Niagara Falls, NY (PRWEB) April 11, 2011
Allergies are skyrocketing. Up to 40 million Americans suffer allergies to environmental triggers – from pets to pollen and mold. And the increased prevalence of food allergies is astonishing: 12 million Americans now have food allergies (which can be life-threatening), with peanut allergy alone tripling in a decade.
But finally some good news for the millions of individuals and families suddenly contending with all these allergies – Allergic Living, a highly informative magazine created especially for those with allergies and celiac disease, launches this week across the United States.

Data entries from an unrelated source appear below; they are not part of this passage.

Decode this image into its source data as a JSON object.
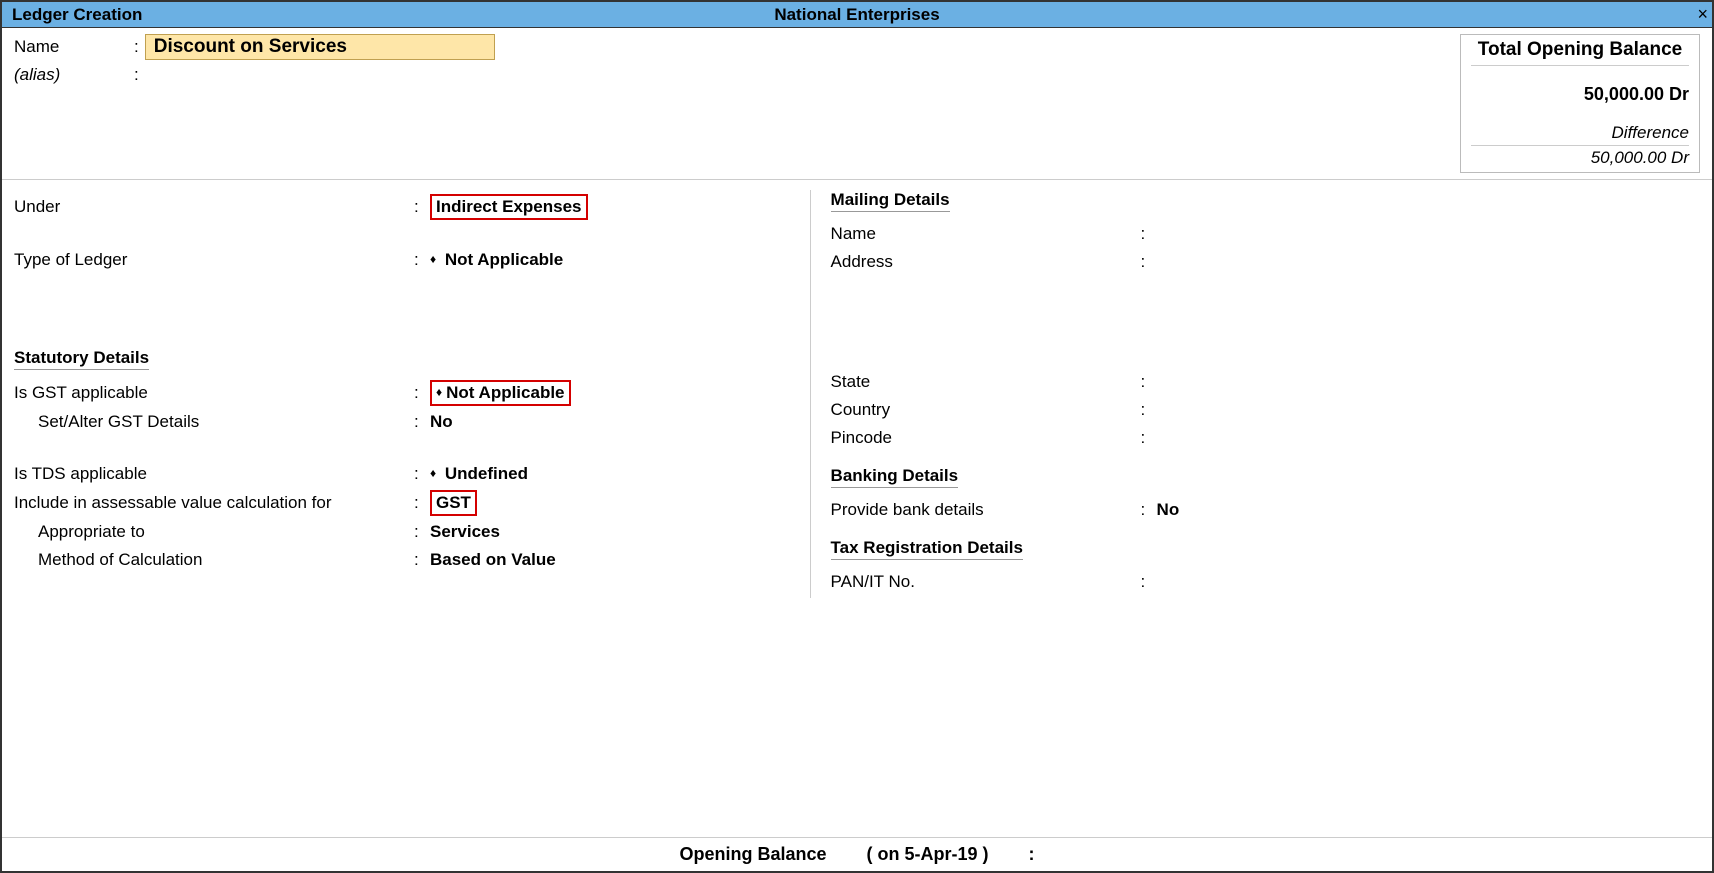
{
  "titlebar": {
    "left": "Ledger Creation",
    "center": "National Enterprises",
    "close": "×"
  },
  "name_row": {
    "label": "Name",
    "value": "Discount on Services"
  },
  "alias_row": {
    "label": "(alias)"
  },
  "balance": {
    "header": "Total Opening Balance",
    "amount": "50,000.00 Dr",
    "diff_label": "Difference",
    "diff_amount": "50,000.00 Dr"
  },
  "left": {
    "under_label": "Under",
    "under_value": "Indirect Expenses",
    "type_label": "Type of Ledger",
    "type_value": "Not Applicable",
    "stat_header": "Statutory Details",
    "gst_app_label": "Is GST applicable",
    "gst_app_value": "Not Applicable",
    "gst_alter_label": "Set/Alter GST Details",
    "gst_alter_value": "No",
    "tds_label": "Is TDS applicable",
    "tds_value": "Undefined",
    "include_label": "Include in assessable value calculation for",
    "include_value": "GST",
    "appropriate_label": "Appropriate to",
    "appropriate_value": "Services",
    "method_label": "Method of Calculation",
    "method_value": "Based on Value"
  },
  "right": {
    "mail_header": "Mailing Details",
    "name_label": "Name",
    "address_label": "Address",
    "state_label": "State",
    "country_label": "Country",
    "pincode_label": "Pincode",
    "bank_header": "Banking Details",
    "bank_label": "Provide bank details",
    "bank_value": "No",
    "tax_header": "Tax Registration Details",
    "pan_label": "PAN/IT No."
  },
  "bottom": {
    "opening_label": "Opening Balance",
    "date_label": "( on 5-Apr-19 )",
    "sep": ":"
  }
}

“We began Allergic Living in Canada, and had incredible outpouring of interest for an American edition of the magazine,” says Gwen Smith, the editor and co-founder. “A U.S. edition was always a key part of our business strategy, so we’re delighted to be able to say ‘yes, it’s here!’ – and so proud that the first issue is a knockout.”
Smith, who is an experienced senior magazine and newspaper editor (Maclean’s, The Globe and Mail), has serious food allergies herself. As a result, Allergic Living shows a strong grasp of the often daunting, recurring challenges of life with allergies and celiac disease: from birthday parties and staying safe at school to the adult issues of business lunches and travel to foreign lands (and out of your food comfort zone).

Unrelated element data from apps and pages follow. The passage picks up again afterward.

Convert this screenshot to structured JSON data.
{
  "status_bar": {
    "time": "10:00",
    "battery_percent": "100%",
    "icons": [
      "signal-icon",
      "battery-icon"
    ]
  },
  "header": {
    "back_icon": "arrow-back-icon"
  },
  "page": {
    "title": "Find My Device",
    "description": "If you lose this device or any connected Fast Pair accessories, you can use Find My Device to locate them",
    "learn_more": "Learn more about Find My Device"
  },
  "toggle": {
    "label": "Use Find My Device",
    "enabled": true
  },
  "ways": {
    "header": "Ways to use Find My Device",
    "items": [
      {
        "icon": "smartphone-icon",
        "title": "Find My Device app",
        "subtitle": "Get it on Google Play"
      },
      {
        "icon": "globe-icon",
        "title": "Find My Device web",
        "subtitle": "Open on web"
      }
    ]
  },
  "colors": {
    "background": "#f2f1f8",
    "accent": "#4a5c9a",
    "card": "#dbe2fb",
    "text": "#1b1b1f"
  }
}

“Those who are subscribing to this magazine want to live full lives, but with conditions that can cause serious illness or even death, the world can be a tricky place to navigate,” Smith says.
In its debut Spring 2011 issue, Allergic Living gets to the heart of one major challenge: restaurant-going. The exclusive “Guide to Smart Dining” includes allergic reaction-prevention strategies and advice from celebrity chefs Ming Tsai and Susur Lee. The publication breaks ground with a report of a new peanut vaccine, and it offers an intriguing and surprising cross-America report on the worst pollinating trees – “The Bad Boys of Spring” – as well as allergy-friendly Spring suppers.
There are superb recipes from Karina Allrich, known to her millions of blog followers as the Gluten-Free Goddess, and a must-read essay on eating gluten-free while traveling by Shauna James Ahern (aka the Gluten-free Girl). Allergic Living health writers gets inside the latest allergy, asthma and celiac findings, including proof that “gluten sensitivity” is a whole separate condition from celiac disease – one that affects up to 18 million Americans!
The word “living” in the magazine’s name is no accident. Smith speaks of her own love of good food – while avoiding her allergens: soy, shellfish and peanuts. “My attitude is that I have allergies, but they don’t have me. That’s exactly what I wish for all our readers and their families.”
For more information about Allergic Living or to interview Gwen Smith, contact 416-760-8381 or 1-888-771-7747.
Or e-mail editor(at)allergicliving(dot)com